The Manny Machado free agency saga has been one of the big stories of the Major League Baseball offseason and despite reports that the Chicago White Sox seemed to be closing in on the slugger, the latest twist seems to imply we’re right back where we started.
On Wednesday, ESPN’s Buster Olney reported on the specifics surrounding the offer the Sox made to Machado a few weeks back.
The White Sox offer to Machado is for $175 million, over seven years. In some ways, their approach is like Boston's w/ J.D. Martinez last winter — the Red Sox offered $100 million and waited for two months. If CWS offer emerges as best, a big ? is: Would Machado/NYY re-engage?
— Buster Olney (@Buster_ESPN) January 16, 2019
The fact that the offer was seven years was expected but the specific number of $175 million was new information. Machado was said to be looking for something in the range of $300 million, making this seem like something of a lowball. It’s also the kind of number many other teams could match if they wanted.

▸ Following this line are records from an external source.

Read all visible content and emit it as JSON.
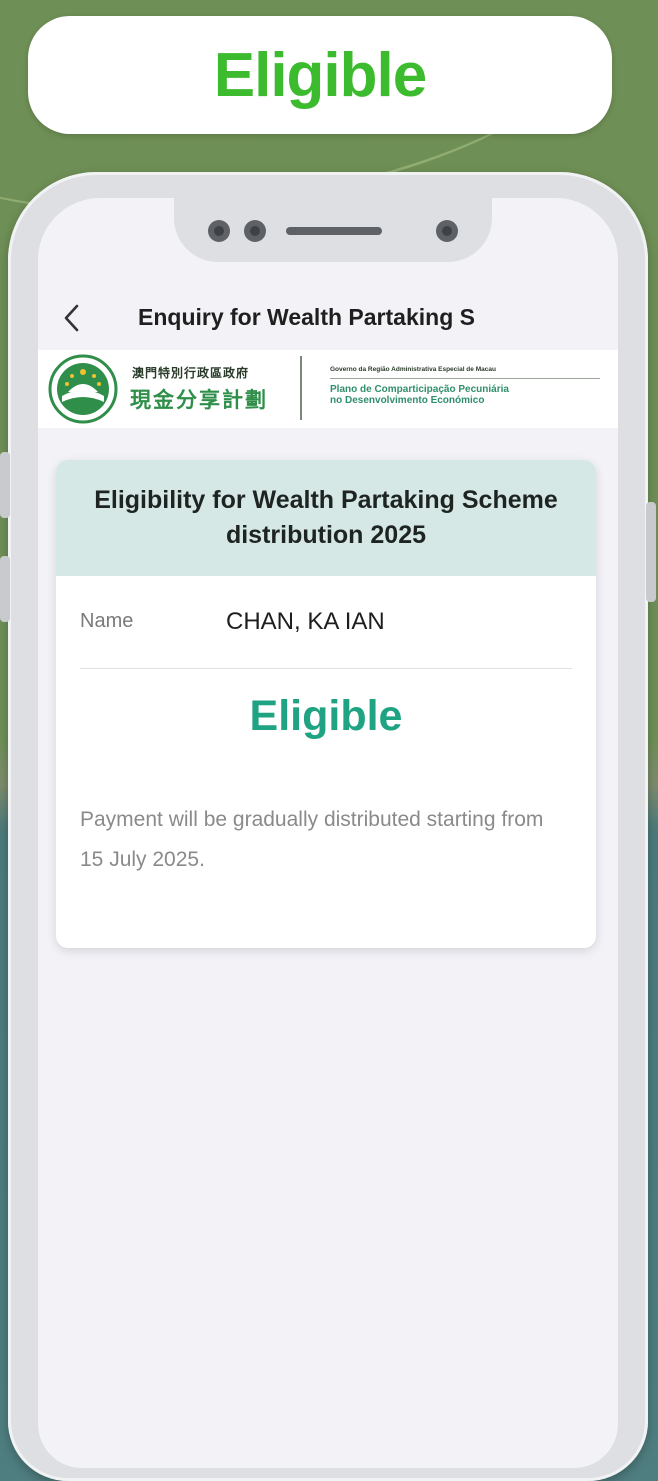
{
  "banner": {
    "text": "Eligible"
  },
  "nav": {
    "back_icon": "chevron-left-icon",
    "title": "Enquiry for Wealth Partaking S"
  },
  "logo": {
    "emblem_icon": "macao-emblem-icon",
    "cn_small": "澳門特別行政區政府",
    "cn_main": "現金分享計劃",
    "pt_small": "Governo da Região Administrativa Especial de Macau",
    "pt_main_1": "Plano de Comparticipação Pecuniária",
    "pt_main_2": "no Desenvolvimento Económico"
  },
  "card": {
    "title": "Eligibility for Wealth Partaking Scheme distribution 2025",
    "name_label": "Name",
    "name_value": "CHAN, KA IAN",
    "status": "Eligible",
    "note": "Payment will be gradually distributed starting from 15 July 2025."
  },
  "colors": {
    "banner_green": "#3dbb2e",
    "status_teal": "#1fa382",
    "card_header": "#d6e8e5"
  }
}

Afterward, USA Today’s Bob Nightengale followed up on Olney’s report with a confirmation on the number. He also pointed out that it seems like the White Sox are basically bidding against themselves right now, hence the reason they haven’t upped their offer.
The #Whitesox made their 7-year, $175 million offer about two weeks ago and haven’t felt the need to alter it, and bid against themselves . Just like Martinez last year with #Redsox as @Buster_ESPN points out, whose only other known offer was a one year proposal from #Dbacks https://t.co/NJSiooQXep
— Bob Nightengale (@BNightengale) January 16, 2019
If all of that is true, it’s not great news for Machado and it’s really not great news for his agent, Dan Lozano. Lozano actually decided to do something about the reports, which he calls “inaccurate and reckless,” by releasing a statement accusing the two reporters of trusting bad sources who are attempting to influence the negotiations.
Dan Lozano of MVP Sports Group, the agent for Manny Machado, released the following statement regarding recent reports: pic.twitter.com/MmKy9doaFz
— Mark Feinsand (@Feinsand) January 16, 2019
Transcript by Yahoo! Sports:
I have known Bob Nightengale and Buster Olney for many years and have always had a good professional relationship with both. But their recent reporting, like many other rumors in the past several months, have been inaccurate and reckless when it comes to Manny Machado. I don’t know if their sources are blatantly violating the Collective Bargaining Agreement by intentionally misleading them to try and affect negotiations through the public or are just flat out lying to them for other reasons. But the truth is that their reports on the details of the White Sox level of interest in Manny are completely wrong.
I am well aware that the entire baseball universe; fans, players, teams, and media members alike; are starved for information about this free agent market for all players, including Manny. But I am not going to continue to watch the press be manipulated into tampering with, not just with my client, but all of these players’ livelihoods as they have been doing this entire offseason. The absence of new information to report is no excuse to fabricate “news” or regurgitate falsehoods without even attempting to confirm their validity and it is a disservice to baseball fans everywhere when the media does just that.
Moving forward, I will continue to respect the CBA’s prohibition on negotiations through the media, and hope that others would do the same.
Certainly, teams and agents using reporters to shape stories and influence negotiations is a tactic we’ve seen plenty of. And the Twitter Age certainly fuels the need to be first with information rather than taking the time to explore its validity. It does seem dubious to think that the reporters in question, both of whom work for giants in the field, would casually speak about this information if they weren’t sure about it.
There’s also plenty of good reasons for Lozano to push back on the reports given the underwhelming nature of so many contracts given out this offseason. Chances are, this is Lozano attempting to pull some leverage back to his side. But, we suppose, you have to leave room for the possibility that someone is making power moves behind the scenes.
Ultimately, we probably won’t know how accurate these reports are until Machado signs his contract, be it with the White Sox or elsewhere. And even then, we’ll probably never know exactly what went down behind the scenes. But the biggest takeaway might be that this kind of tactic is going to become more commonplace. We’ve already seen the way shouting “fake news” into the wind can be effective, so there’s no reason not to see it pop up more often in the sports world.